**** Task material ****

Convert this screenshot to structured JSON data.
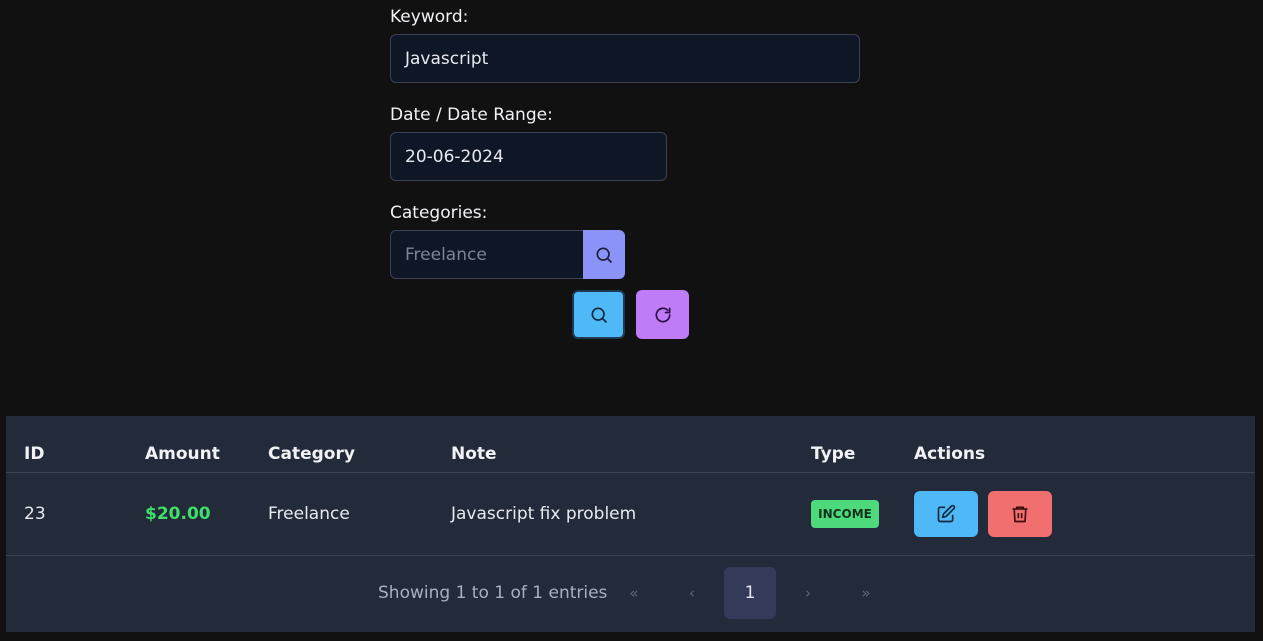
{
  "filters": {
    "keyword_label": "Keyword:",
    "keyword_value": "Javascript",
    "date_label": "Date / Date Range:",
    "date_value": "20-06-2024",
    "categories_label": "Categories:",
    "categories_placeholder": "Freelance"
  },
  "table": {
    "headers": [
      "ID",
      "Amount",
      "Category",
      "Note",
      "Type",
      "Actions"
    ],
    "rows": [
      {
        "id": "23",
        "amount": "$20.00",
        "category": "Freelance",
        "note": "Javascript fix problem",
        "type": "INCOME"
      }
    ]
  },
  "pagination": {
    "info": "Showing 1 to 1 of 1 entries",
    "first": "«",
    "prev": "‹",
    "current": "1",
    "next": "›",
    "last": "»"
  },
  "icons": {
    "category_search": "search-icon",
    "search": "search-icon",
    "reset": "refresh-icon",
    "edit": "edit-icon",
    "delete": "trash-icon"
  },
  "colors": {
    "search_button": "#4fb9f7",
    "reset_button": "#c07cf7",
    "category_button": "#8b93f8",
    "amount_text": "#3ee06a",
    "income_badge": "#4ed97c",
    "delete_button": "#f16f6f"
  }
}
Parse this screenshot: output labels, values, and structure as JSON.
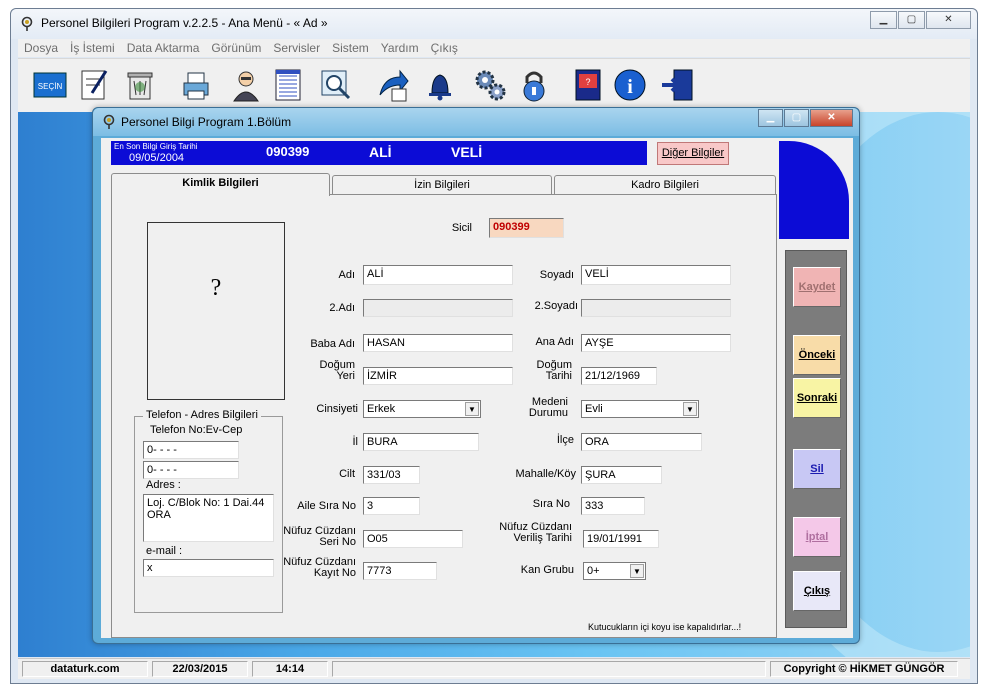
{
  "app": {
    "title": "Personel Bilgileri Program v.2.2.5  - Ana Menü -  « Ad »",
    "menu": [
      "Dosya",
      "İş İstemi",
      "Data Aktarma",
      "Görünüm",
      "Servisler",
      "Sistem",
      "Yardım",
      "Çıkış"
    ],
    "toolbar_icons": [
      "secin-icon",
      "edit-icon",
      "trash-icon",
      "printer-icon",
      "user-icon",
      "document-icon",
      "search-icon",
      "export-icon",
      "bell-icon",
      "settings-icon",
      "lock-icon",
      "book-icon",
      "info-icon",
      "exit-icon"
    ]
  },
  "statusbar": {
    "site": "dataturk.com",
    "date": "22/03/2015",
    "time": "14:14",
    "copyright": "Copyright © HİKMET GÜNGÖR"
  },
  "window": {
    "title": "Personel Bilgi Program 1.Bölüm",
    "infobar": {
      "last_entry_label": "En Son Bilgi Giriş Tarihi",
      "last_entry_date": "09/05/2004",
      "sicil": "090399",
      "ad": "ALİ",
      "soyad": "VELİ"
    },
    "diger_button": "Diğer Bilgiler",
    "tabs": [
      "Kimlik Bilgileri",
      "İzin Bilgileri",
      "Kadro Bilgileri"
    ],
    "photo_placeholder": "?",
    "contact": {
      "title": "Telefon - Adres Bilgileri",
      "phone_label": "Telefon No:Ev-Cep",
      "phone_home": "0-   -   -   -",
      "phone_mobile": "0-   -   -   -",
      "address_label": "Adres :",
      "address_line1": "Loj. C/Blok No: 1 Dai.44",
      "address_line2": "ORA",
      "email_label": "e-mail :",
      "email": "x"
    },
    "form": {
      "sicil_label": "Sicil",
      "sicil": "090399",
      "adi_label": "Adı",
      "adi": "ALİ",
      "soyadi_label": "Soyadı",
      "soyadi": "VELİ",
      "adi2_label": "2.Adı",
      "adi2": "",
      "soyadi2_label": "2.Soyadı",
      "soyadi2": "",
      "baba_label": "Baba Adı",
      "baba": "HASAN",
      "ana_label": "Ana Adı",
      "ana": "AYŞE",
      "dogum_yeri_label1": "Doğum",
      "dogum_yeri_label2": "Yeri",
      "dogum_yeri": "İZMİR",
      "dogum_tarihi_label1": "Doğum",
      "dogum_tarihi_label2": "Tarihi",
      "dogum_tarihi": "21/12/1969",
      "cinsiyet_label": "Cinsiyeti",
      "cinsiyet": "Erkek",
      "medeni_label1": "Medeni",
      "medeni_label2": "Durumu",
      "medeni": "Evli",
      "il_label": "İl",
      "il": "BURA",
      "ilce_label": "İlçe",
      "ilce": "ORA",
      "cilt_label": "Cilt",
      "cilt": "331/03",
      "mahalle_label": "Mahalle/Köy",
      "mahalle": "ŞURA",
      "aile_label": "Aile Sıra No",
      "aile": "3",
      "sira_label": "Sıra No",
      "sira": "333",
      "nc_seri_label1": "Nüfuz Cüzdanı",
      "nc_seri_label2": "Seri No",
      "nc_seri": "O05",
      "nc_verilis_label1": "Nüfuz Cüzdanı",
      "nc_verilis_label2": "Veriliş Tarihi",
      "nc_verilis": "19/01/1991",
      "nc_kayit_label1": "Nüfuz Cüzdanı",
      "nc_kayit_label2": "Kayıt No",
      "nc_kayit": "7773",
      "kan_label": "Kan Grubu",
      "kan": "0+"
    },
    "note": "Kutucukların içi koyu ise kapalıdırlar...!",
    "actions": {
      "kaydet": "Kaydet",
      "onceki": "Önceki",
      "sonraki": "Sonraki",
      "sil": "Sil",
      "iptal": "İptal",
      "cikis": "Çıkış"
    },
    "colors": {
      "infobar": "#0c0cd6",
      "kaydet": "#f0b4b4",
      "onceki": "#f8dca8",
      "sonraki": "#f8f4a4",
      "sil": "#c8c8f4",
      "iptal": "#f4c8e8",
      "cikis": "#e8e8f8"
    }
  }
}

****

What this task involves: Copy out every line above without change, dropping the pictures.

Solution:
Convert this screenshot to structured JSON data.
{
  "filters": {
    "keyword_label": "Keyword:",
    "keyword_value": "Javascript",
    "date_label": "Date / Date Range:",
    "date_value": "20-06-2024",
    "categories_label": "Categories:",
    "categories_placeholder": "Freelance"
  },
  "table": {
    "headers": [
      "ID",
      "Amount",
      "Category",
      "Note",
      "Type",
      "Actions"
    ],
    "rows": [
      {
        "id": "23",
        "amount": "$20.00",
        "category": "Freelance",
        "note": "Javascript fix problem",
        "type": "INCOME"
      }
    ]
  },
  "pagination": {
    "info": "Showing 1 to 1 of 1 entries",
    "first": "«",
    "prev": "‹",
    "current": "1",
    "next": "›",
    "last": "»"
  },
  "icons": {
    "category_search": "search-icon",
    "search": "search-icon",
    "reset": "refresh-icon",
    "edit": "edit-icon",
    "delete": "trash-icon"
  },
  "colors": {
    "search_button": "#4fb9f7",
    "reset_button": "#c07cf7",
    "category_button": "#8b93f8",
    "amount_text": "#3ee06a",
    "income_badge": "#4ed97c",
    "delete_button": "#f16f6f"
  }
}
Parse this screenshot: output labels, values, and structure as JSON.
{
  "app": {
    "title": "Personel Bilgileri Program v.2.2.5  - Ana Menü -  « Ad »",
    "menu": [
      "Dosya",
      "İş İstemi",
      "Data Aktarma",
      "Görünüm",
      "Servisler",
      "Sistem",
      "Yardım",
      "Çıkış"
    ],
    "toolbar_icons": [
      "secin-icon",
      "edit-icon",
      "trash-icon",
      "printer-icon",
      "user-icon",
      "document-icon",
      "search-icon",
      "export-icon",
      "bell-icon",
      "settings-icon",
      "lock-icon",
      "book-icon",
      "info-icon",
      "exit-icon"
    ]
  },
  "statusbar": {
    "site": "dataturk.com",
    "date": "22/03/2015",
    "time": "14:14",
    "copyright": "Copyright © HİKMET GÜNGÖR"
  },
  "window": {
    "title": "Personel Bilgi Program 1.Bölüm",
    "infobar": {
      "last_entry_label": "En Son Bilgi Giriş Tarihi",
      "last_entry_date": "09/05/2004",
      "sicil": "090399",
      "ad": "ALİ",
      "soyad": "VELİ"
    },
    "diger_button": "Diğer Bilgiler",
    "tabs": [
      "Kimlik Bilgileri",
      "İzin Bilgileri",
      "Kadro Bilgileri"
    ],
    "photo_placeholder": "?",
    "contact": {
      "title": "Telefon - Adres Bilgileri",
      "phone_label": "Telefon No:Ev-Cep",
      "phone_home": "0-   -   -   -",
      "phone_mobile": "0-   -   -   -",
      "address_label": "Adres :",
      "address_line1": "Loj. C/Blok No: 1 Dai.44",
      "address_line2": "ORA",
      "email_label": "e-mail :",
      "email": "x"
    },
    "form": {
      "sicil_label": "Sicil",
      "sicil": "090399",
      "adi_label": "Adı",
      "adi": "ALİ",
      "soyadi_label": "Soyadı",
      "soyadi": "VELİ",
      "adi2_label": "2.Adı",
      "adi2": "",
      "soyadi2_label": "2.Soyadı",
      "soyadi2": "",
      "baba_label": "Baba Adı",
      "baba": "HASAN",
      "ana_label": "Ana Adı",
      "ana": "AYŞE",
      "dogum_yeri_label1": "Doğum",
      "dogum_yeri_label2": "Yeri",
      "dogum_yeri": "İZMİR",
      "dogum_tarihi_label1": "Doğum",
      "dogum_tarihi_label2": "Tarihi",
      "dogum_tarihi": "21/12/1969",
      "cinsiyet_label": "Cinsiyeti",
      "cinsiyet": "Erkek",
      "medeni_label1": "Medeni",
      "medeni_label2": "Durumu",
      "medeni": "Evli",
      "il_label": "İl",
      "il": "BURA",
      "ilce_label": "İlçe",
      "ilce": "ORA",
      "cilt_label": "Cilt",
      "cilt": "331/03",
      "mahalle_label": "Mahalle/Köy",
      "mahalle": "ŞURA",
      "aile_label": "Aile Sıra No",
      "aile": "3",
      "sira_label": "Sıra No",
      "sira": "333",
      "nc_seri_label1": "Nüfuz Cüzdanı",
      "nc_seri_label2": "Seri No",
      "nc_seri": "O05",
      "nc_verilis_label1": "Nüfuz Cüzdanı",
      "nc_verilis_label2": "Veriliş Tarihi",
      "nc_verilis": "19/01/1991",
      "nc_kayit_label1": "Nüfuz Cüzdanı",
      "nc_kayit_label2": "Kayıt No",
      "nc_kayit": "7773",
      "kan_label": "Kan Grubu",
      "kan": "0+"
    },
    "note": "Kutucukların içi koyu ise kapalıdırlar...!",
    "actions": {
      "kaydet": "Kaydet",
      "onceki": "Önceki",
      "sonraki": "Sonraki",
      "sil": "Sil",
      "iptal": "İptal",
      "cikis": "Çıkış"
    },
    "colors": {
      "infobar": "#0c0cd6",
      "kaydet": "#f0b4b4",
      "onceki": "#f8dca8",
      "sonraki": "#f8f4a4",
      "sil": "#c8c8f4",
      "iptal": "#f4c8e8",
      "cikis": "#e8e8f8"
    }
  }
}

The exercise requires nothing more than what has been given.